# What is needed
In the material below, how many lines contain the string "password"? Reply with the number only.

********************

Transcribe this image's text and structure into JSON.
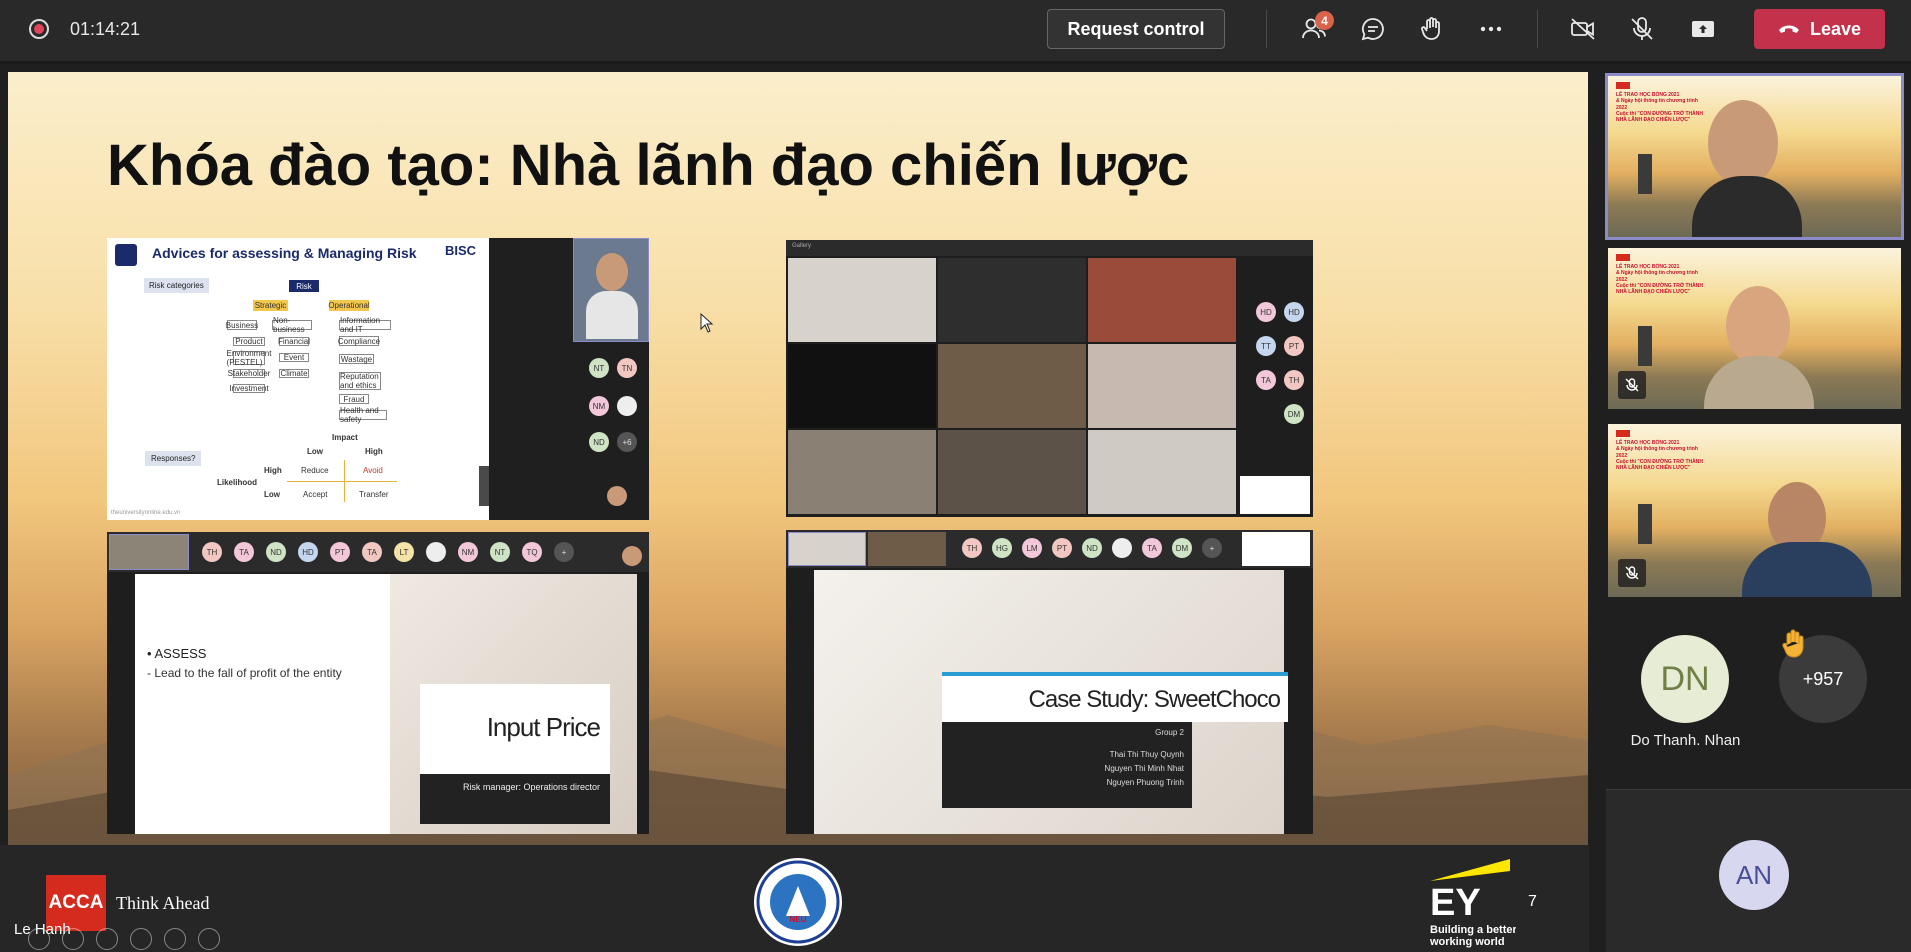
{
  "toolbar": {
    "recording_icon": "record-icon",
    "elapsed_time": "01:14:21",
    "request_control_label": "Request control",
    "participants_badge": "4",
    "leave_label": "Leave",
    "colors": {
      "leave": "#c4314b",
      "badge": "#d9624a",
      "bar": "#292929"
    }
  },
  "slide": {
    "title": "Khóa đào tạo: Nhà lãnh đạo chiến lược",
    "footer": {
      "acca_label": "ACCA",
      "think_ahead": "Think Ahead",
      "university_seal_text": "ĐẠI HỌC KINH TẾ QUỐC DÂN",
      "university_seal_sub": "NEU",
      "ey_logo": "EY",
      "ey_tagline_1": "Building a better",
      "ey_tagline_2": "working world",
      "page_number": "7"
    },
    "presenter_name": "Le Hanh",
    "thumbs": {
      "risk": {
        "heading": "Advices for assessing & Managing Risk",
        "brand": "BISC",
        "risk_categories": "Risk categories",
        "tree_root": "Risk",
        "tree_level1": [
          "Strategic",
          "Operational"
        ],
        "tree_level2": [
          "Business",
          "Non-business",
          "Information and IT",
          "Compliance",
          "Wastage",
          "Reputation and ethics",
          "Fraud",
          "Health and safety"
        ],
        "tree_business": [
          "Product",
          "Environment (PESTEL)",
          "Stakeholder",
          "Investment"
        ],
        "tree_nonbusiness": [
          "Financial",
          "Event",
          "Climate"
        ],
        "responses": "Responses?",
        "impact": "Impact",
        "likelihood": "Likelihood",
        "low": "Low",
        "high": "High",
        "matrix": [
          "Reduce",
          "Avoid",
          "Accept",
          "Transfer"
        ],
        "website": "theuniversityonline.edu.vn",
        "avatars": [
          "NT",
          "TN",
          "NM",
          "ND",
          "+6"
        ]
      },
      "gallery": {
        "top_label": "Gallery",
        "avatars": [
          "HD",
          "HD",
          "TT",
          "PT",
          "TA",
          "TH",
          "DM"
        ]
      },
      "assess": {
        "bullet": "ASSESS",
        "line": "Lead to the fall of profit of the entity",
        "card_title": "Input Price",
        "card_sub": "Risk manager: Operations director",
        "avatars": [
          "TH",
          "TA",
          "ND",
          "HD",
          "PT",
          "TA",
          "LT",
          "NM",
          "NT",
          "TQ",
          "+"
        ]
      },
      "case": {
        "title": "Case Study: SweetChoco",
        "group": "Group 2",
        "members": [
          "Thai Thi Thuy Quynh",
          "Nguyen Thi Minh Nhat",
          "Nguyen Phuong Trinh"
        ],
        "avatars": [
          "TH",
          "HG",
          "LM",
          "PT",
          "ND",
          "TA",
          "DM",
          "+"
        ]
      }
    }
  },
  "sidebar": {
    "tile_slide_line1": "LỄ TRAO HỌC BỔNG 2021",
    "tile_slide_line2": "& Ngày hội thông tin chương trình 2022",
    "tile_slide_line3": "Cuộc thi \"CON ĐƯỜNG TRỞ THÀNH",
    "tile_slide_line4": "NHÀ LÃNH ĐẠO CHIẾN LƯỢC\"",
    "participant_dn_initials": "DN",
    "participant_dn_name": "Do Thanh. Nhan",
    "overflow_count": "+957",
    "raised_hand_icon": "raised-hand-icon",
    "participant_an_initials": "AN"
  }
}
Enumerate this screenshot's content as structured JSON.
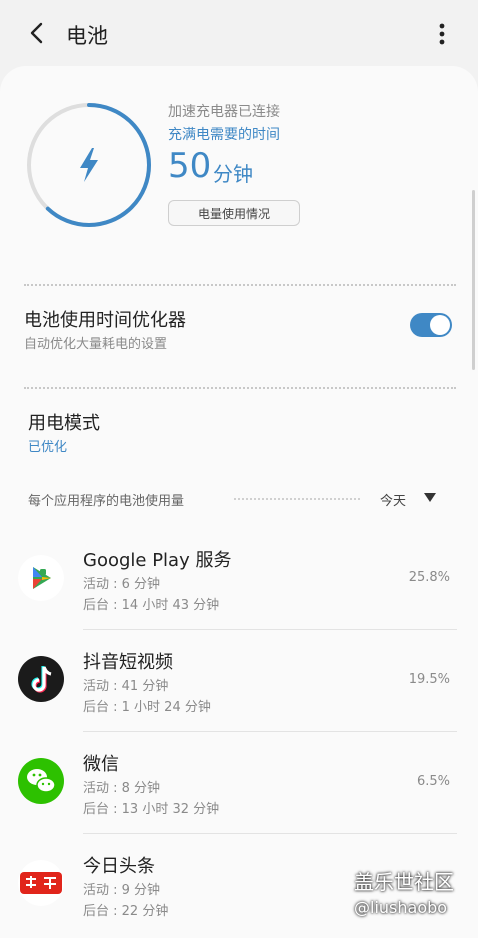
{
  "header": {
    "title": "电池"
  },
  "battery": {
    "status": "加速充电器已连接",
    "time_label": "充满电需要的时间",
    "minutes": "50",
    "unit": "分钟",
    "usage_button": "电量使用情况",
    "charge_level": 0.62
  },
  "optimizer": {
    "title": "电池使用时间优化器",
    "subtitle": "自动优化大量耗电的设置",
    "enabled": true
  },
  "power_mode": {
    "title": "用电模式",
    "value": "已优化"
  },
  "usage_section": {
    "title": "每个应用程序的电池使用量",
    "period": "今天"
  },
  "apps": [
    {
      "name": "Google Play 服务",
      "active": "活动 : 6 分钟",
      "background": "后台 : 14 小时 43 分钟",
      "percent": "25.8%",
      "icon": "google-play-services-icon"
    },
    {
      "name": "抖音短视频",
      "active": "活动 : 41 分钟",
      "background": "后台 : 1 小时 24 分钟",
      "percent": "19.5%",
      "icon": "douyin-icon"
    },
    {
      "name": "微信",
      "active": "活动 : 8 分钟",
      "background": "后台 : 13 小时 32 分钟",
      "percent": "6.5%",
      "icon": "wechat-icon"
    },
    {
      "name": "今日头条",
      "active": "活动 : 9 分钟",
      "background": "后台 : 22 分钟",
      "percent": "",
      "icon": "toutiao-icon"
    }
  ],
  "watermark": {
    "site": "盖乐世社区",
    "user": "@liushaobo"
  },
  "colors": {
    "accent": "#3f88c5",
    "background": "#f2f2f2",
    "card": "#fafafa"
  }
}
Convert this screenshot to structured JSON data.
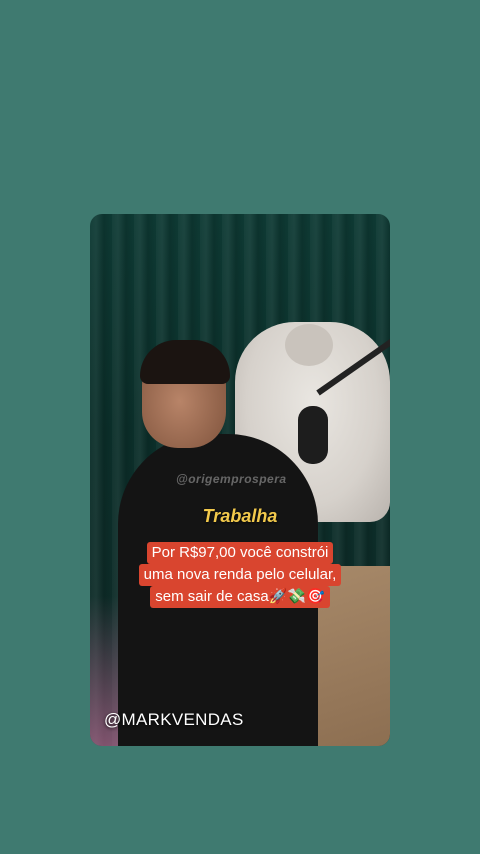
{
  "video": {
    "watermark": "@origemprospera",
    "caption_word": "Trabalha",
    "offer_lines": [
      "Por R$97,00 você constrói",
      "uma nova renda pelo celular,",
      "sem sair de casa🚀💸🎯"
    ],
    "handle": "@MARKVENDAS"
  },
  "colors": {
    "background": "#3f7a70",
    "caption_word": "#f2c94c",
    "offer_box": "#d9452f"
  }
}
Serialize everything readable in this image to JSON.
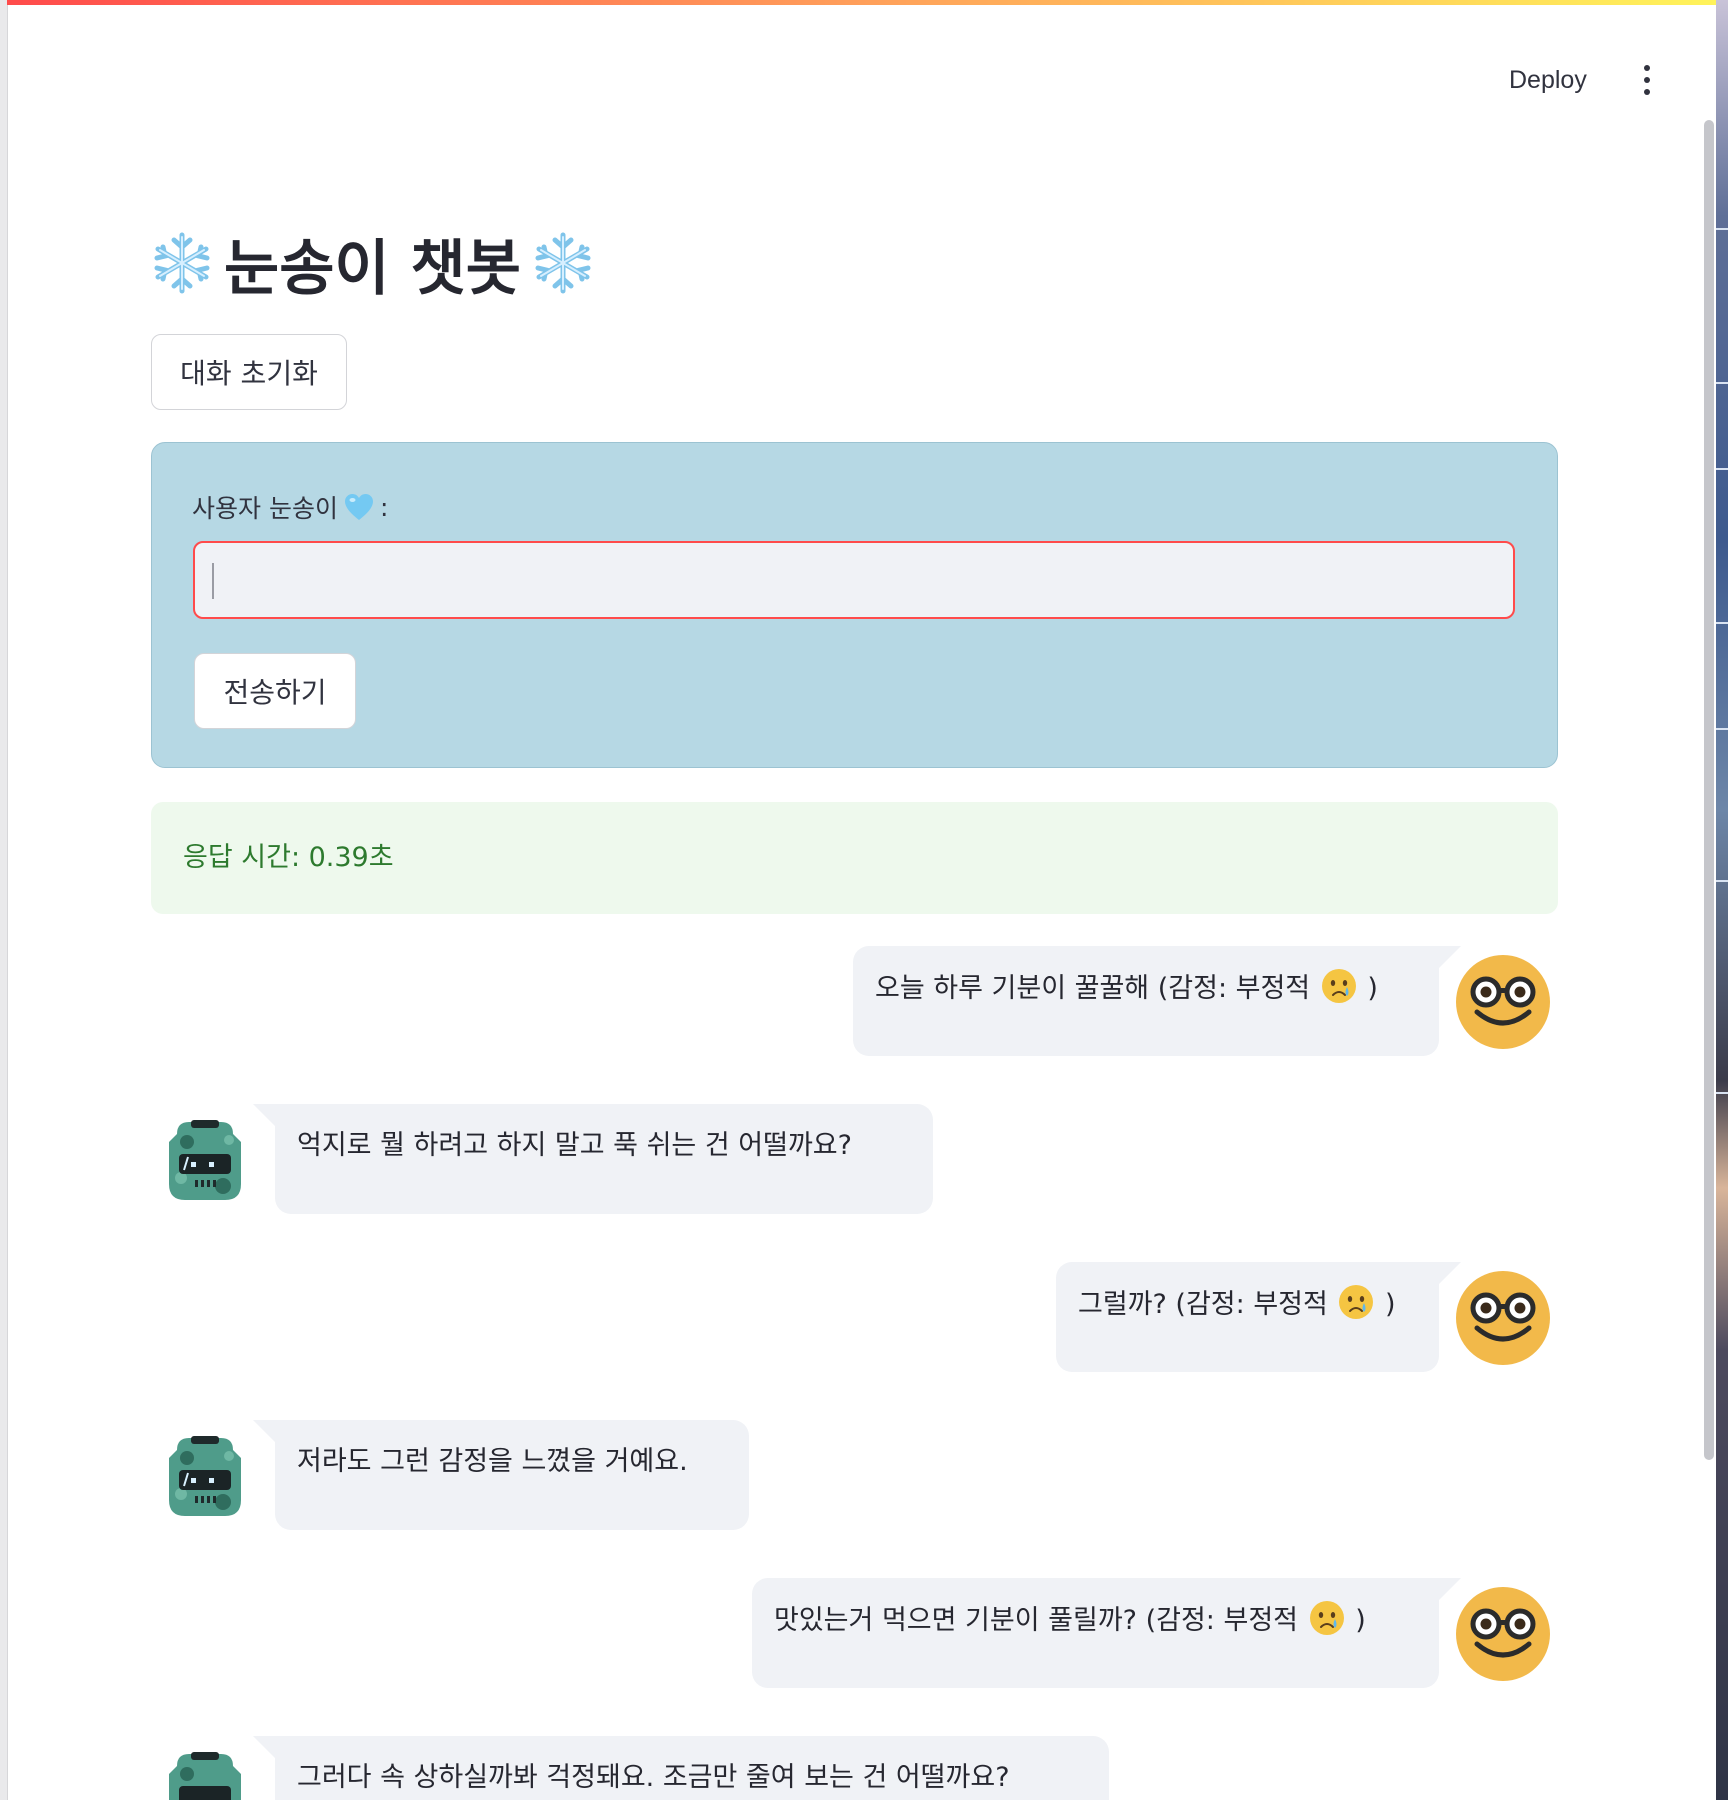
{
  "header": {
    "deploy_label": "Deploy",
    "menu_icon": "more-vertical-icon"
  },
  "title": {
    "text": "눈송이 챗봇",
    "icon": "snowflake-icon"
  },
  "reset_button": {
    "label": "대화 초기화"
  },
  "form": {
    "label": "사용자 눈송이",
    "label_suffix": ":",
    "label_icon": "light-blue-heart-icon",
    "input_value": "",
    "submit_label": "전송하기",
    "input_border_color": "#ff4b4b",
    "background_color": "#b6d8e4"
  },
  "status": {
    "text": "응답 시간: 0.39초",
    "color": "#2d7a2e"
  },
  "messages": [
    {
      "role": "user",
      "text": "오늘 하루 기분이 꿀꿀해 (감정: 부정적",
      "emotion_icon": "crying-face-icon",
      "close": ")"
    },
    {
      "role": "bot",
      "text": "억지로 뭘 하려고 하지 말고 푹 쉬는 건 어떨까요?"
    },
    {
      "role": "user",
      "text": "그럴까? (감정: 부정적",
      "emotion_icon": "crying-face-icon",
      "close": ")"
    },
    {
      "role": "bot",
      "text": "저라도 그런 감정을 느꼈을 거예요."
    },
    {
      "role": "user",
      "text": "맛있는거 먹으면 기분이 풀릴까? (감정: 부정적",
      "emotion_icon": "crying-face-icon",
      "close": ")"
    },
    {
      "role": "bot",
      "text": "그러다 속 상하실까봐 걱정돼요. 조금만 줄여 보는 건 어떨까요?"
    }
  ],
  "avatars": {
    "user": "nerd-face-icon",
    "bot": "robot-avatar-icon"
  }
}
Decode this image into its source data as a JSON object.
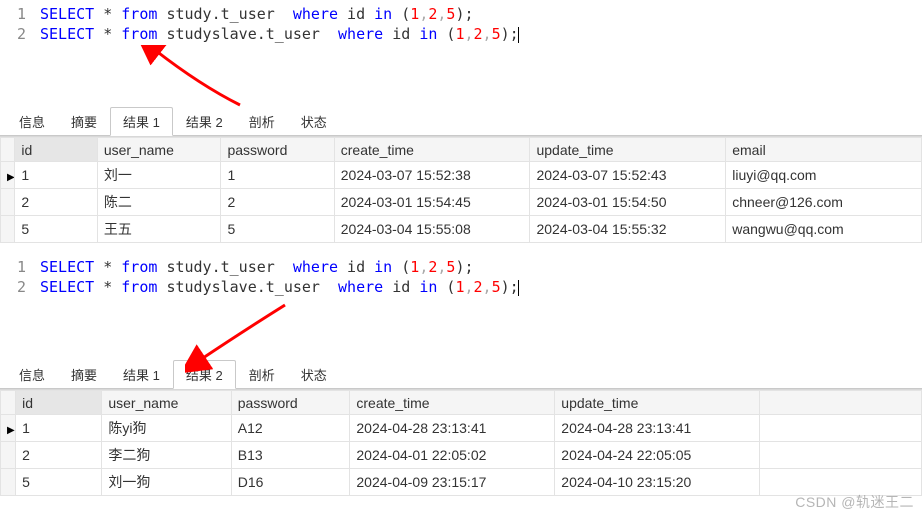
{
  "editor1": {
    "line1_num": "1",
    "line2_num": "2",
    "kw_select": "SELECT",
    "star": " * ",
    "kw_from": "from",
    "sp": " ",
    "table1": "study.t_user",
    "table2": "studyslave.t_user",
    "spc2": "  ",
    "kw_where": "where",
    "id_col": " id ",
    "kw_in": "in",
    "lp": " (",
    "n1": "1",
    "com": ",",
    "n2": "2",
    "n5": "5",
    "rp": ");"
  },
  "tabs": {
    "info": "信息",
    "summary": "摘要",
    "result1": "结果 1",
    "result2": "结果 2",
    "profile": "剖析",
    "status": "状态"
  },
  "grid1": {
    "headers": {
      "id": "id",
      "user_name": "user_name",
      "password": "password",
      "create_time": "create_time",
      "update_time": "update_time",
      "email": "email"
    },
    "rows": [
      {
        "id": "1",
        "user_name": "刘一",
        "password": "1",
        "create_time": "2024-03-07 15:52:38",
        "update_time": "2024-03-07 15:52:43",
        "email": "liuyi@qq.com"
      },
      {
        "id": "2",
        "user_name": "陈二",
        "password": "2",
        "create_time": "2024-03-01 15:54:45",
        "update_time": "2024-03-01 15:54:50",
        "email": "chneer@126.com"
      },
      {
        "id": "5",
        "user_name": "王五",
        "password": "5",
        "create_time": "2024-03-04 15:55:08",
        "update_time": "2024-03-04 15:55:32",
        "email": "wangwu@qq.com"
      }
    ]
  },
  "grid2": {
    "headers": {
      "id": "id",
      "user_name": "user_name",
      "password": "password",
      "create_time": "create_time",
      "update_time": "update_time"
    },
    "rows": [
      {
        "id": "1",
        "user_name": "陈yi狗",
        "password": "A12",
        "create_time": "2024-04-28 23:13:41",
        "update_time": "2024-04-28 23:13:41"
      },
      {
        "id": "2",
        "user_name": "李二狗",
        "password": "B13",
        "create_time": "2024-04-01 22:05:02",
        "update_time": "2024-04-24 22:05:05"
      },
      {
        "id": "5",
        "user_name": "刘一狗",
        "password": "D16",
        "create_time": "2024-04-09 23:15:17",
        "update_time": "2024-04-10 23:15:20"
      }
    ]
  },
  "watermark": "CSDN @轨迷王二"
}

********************

# Exercise answer
8